Human chorionic gonadotropin is a glycoprotein secreted by trophoblastic cells of the placenta. Human chorionic gonadotrophin (HCG) - - is synthesized from syncytiotrophoblast cells. The glycoprotein hormones with molecular weight of 36700 are basically similar to the FSH (follicle stimulating hormone), LH (luteinizing hormone) and TSH (thyrotropin) secreted by the pituitary, so they can cross react with each other, while the structure of each subunit is different. Ak-hcg is similar in structure to ak-lh, but the last 24 amino acid extensions are not present in ak-lh.
Human chorionic gonadotropin information

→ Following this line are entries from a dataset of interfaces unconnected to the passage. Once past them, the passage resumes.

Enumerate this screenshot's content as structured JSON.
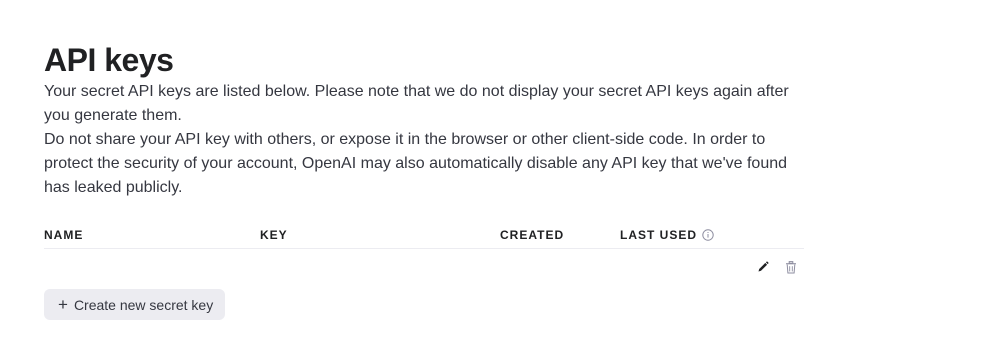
{
  "page": {
    "title": "API keys",
    "description_1": "Your secret API keys are listed below. Please note that we do not display your secret API keys again after you generate them.",
    "description_2": "Do not share your API key with others, or expose it in the browser or other client-side code. In order to protect the security of your account, OpenAI may also automatically disable any API key that we've found has leaked publicly."
  },
  "table": {
    "columns": [
      "NAME",
      "KEY",
      "CREATED",
      "LAST USED"
    ],
    "rows": [
      {
        "name": "",
        "key": "",
        "created": "",
        "last_used": "",
        "actions": [
          "edit-icon",
          "trash-icon"
        ]
      }
    ]
  },
  "icons": {
    "last_used_info": "info-icon",
    "create_button": "plus-icon"
  },
  "create_button": {
    "icon": "+",
    "label": "Create new secret key"
  },
  "colors": {
    "text": "#202123",
    "secondary_text": "#353740",
    "button_bg": "#ececf1",
    "divider": "#ececf1",
    "delete_icon": "#8e8ea0"
  }
}
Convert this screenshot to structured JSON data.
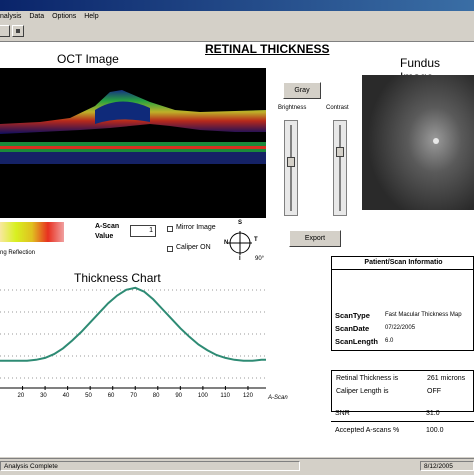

In mature women, the fertilized egg moves to the uterine cavity for implantation and forms an embryo. In the process of developing into a fetus, the syncytiotrophoblast cells of the placenta produce a large amount of human chorionic gonadotropin (HCG), which can be excreted into the urine through the blood circulation of the pregnant woman. Serum and urine HCG levels rise rapidly between 1 and 2.5 weeks gestation, peak at 8 weeks of gestation, drop to moderate levels by 4 months of gestation, and remain at the end of gestation.